### Task to carry out
The expected output is every entry, copied exactly.

### Source data
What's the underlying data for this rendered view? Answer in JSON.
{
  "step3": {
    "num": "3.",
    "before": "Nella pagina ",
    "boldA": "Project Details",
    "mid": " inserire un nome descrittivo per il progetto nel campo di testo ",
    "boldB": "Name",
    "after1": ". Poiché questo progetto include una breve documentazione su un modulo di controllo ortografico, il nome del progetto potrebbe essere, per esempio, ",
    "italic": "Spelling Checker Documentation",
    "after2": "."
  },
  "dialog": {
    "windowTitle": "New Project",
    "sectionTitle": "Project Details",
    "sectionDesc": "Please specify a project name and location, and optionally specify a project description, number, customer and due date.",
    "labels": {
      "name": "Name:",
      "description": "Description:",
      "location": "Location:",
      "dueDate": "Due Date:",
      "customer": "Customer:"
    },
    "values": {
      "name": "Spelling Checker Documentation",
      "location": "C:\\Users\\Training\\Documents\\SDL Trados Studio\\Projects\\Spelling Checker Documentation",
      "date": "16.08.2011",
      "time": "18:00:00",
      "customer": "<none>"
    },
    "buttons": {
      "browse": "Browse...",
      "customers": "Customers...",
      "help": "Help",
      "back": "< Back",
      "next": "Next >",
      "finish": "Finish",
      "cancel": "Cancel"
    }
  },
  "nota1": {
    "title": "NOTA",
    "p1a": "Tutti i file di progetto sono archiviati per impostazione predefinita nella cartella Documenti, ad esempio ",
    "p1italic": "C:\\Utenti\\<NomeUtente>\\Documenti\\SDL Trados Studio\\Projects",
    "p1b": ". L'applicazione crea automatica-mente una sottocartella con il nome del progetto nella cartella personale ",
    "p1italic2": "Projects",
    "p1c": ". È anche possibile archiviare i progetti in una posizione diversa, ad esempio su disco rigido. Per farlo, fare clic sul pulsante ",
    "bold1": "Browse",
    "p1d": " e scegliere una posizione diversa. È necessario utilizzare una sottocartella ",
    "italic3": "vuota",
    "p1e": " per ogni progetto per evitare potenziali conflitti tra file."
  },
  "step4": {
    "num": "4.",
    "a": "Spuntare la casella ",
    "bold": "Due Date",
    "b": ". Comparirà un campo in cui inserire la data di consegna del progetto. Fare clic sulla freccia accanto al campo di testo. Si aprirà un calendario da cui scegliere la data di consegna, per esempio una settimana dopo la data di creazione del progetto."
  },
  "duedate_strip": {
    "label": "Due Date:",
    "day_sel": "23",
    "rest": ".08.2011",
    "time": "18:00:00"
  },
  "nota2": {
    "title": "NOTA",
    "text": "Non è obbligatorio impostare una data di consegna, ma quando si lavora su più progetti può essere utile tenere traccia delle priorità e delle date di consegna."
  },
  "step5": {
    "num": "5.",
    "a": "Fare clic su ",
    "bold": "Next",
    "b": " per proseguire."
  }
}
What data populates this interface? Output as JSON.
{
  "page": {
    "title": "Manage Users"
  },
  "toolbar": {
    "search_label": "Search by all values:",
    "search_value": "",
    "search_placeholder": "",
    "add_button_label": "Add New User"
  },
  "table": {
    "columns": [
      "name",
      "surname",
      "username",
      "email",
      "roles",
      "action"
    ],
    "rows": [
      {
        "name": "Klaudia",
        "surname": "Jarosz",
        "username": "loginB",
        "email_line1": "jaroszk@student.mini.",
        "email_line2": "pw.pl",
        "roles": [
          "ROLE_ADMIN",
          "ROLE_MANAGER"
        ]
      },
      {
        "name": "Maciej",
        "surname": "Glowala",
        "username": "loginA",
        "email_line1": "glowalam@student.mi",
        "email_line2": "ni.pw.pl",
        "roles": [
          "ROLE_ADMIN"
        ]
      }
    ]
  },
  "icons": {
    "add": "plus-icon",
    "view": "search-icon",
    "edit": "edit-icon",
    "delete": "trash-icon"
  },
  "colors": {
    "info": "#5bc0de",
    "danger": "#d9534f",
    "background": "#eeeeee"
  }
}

### Solution to the exercise
What's the underlying data for this rendered view? Answer in JSON.
{
  "step3": {
    "num": "3.",
    "before": "Nella pagina ",
    "boldA": "Project Details",
    "mid": " inserire un nome descrittivo per il progetto nel campo di testo ",
    "boldB": "Name",
    "after1": ". Poiché questo progetto include una breve documentazione su un modulo di controllo ortografico, il nome del progetto potrebbe essere, per esempio, ",
    "italic": "Spelling Checker Documentation",
    "after2": "."
  },
  "dialog": {
    "windowTitle": "New Project",
    "sectionTitle": "Project Details",
    "sectionDesc": "Please specify a project name and location, and optionally specify a project description, number, customer and due date.",
    "labels": {
      "name": "Name:",
      "description": "Description:",
      "location": "Location:",
      "dueDate": "Due Date:",
      "customer": "Customer:"
    },
    "values": {
      "name": "Spelling Checker Documentation",
      "location": "C:\\Users\\Training\\Documents\\SDL Trados Studio\\Projects\\Spelling Checker Documentation",
      "date": "16.08.2011",
      "time": "18:00:00",
      "customer": "<none>"
    },
    "buttons": {
      "browse": "Browse...",
      "customers": "Customers...",
      "help": "Help",
      "back": "< Back",
      "next": "Next >",
      "finish": "Finish",
      "cancel": "Cancel"
    }
  },
  "nota1": {
    "title": "NOTA",
    "p1a": "Tutti i file di progetto sono archiviati per impostazione predefinita nella cartella Documenti, ad esempio ",
    "p1italic": "C:\\Utenti\\<NomeUtente>\\Documenti\\SDL Trados Studio\\Projects",
    "p1b": ". L'applicazione crea automatica-mente una sottocartella con il nome del progetto nella cartella personale ",
    "p1italic2": "Projects",
    "p1c": ". È anche possibile archiviare i progetti in una posizione diversa, ad esempio su disco rigido. Per farlo, fare clic sul pulsante ",
    "bold1": "Browse",
    "p1d": " e scegliere una posizione diversa. È necessario utilizzare una sottocartella ",
    "italic3": "vuota",
    "p1e": " per ogni progetto per evitare potenziali conflitti tra file."
  },
  "step4": {
    "num": "4.",
    "a": "Spuntare la casella ",
    "bold": "Due Date",
    "b": ". Comparirà un campo in cui inserire la data di consegna del progetto. Fare clic sulla freccia accanto al campo di testo. Si aprirà un calendario da cui scegliere la data di consegna, per esempio una settimana dopo la data di creazione del progetto."
  },
  "duedate_strip": {
    "label": "Due Date:",
    "day_sel": "23",
    "rest": ".08.2011",
    "time": "18:00:00"
  },
  "nota2": {
    "title": "NOTA",
    "text": "Non è obbligatorio impostare una data di consegna, ma quando si lavora su più progetti può essere utile tenere traccia delle priorità e delle date di consegna."
  },
  "step5": {
    "num": "5.",
    "a": "Fare clic su ",
    "bold": "Next",
    "b": " per proseguire."
  }
}
What data populates this interface? Output as JSON.
{
  "page": {
    "title": "Manage Users"
  },
  "toolbar": {
    "search_label": "Search by all values:",
    "search_value": "",
    "search_placeholder": "",
    "add_button_label": "Add New User"
  },
  "table": {
    "columns": [
      "name",
      "surname",
      "username",
      "email",
      "roles",
      "action"
    ],
    "rows": [
      {
        "name": "Klaudia",
        "surname": "Jarosz",
        "username": "loginB",
        "email_line1": "jaroszk@student.mini.",
        "email_line2": "pw.pl",
        "roles": [
          "ROLE_ADMIN",
          "ROLE_MANAGER"
        ]
      },
      {
        "name": "Maciej",
        "surname": "Glowala",
        "username": "loginA",
        "email_line1": "glowalam@student.mi",
        "email_line2": "ni.pw.pl",
        "roles": [
          "ROLE_ADMIN"
        ]
      }
    ]
  },
  "icons": {
    "add": "plus-icon",
    "view": "search-icon",
    "edit": "edit-icon",
    "delete": "trash-icon"
  },
  "colors": {
    "info": "#5bc0de",
    "danger": "#d9534f",
    "background": "#eeeeee"
  }
}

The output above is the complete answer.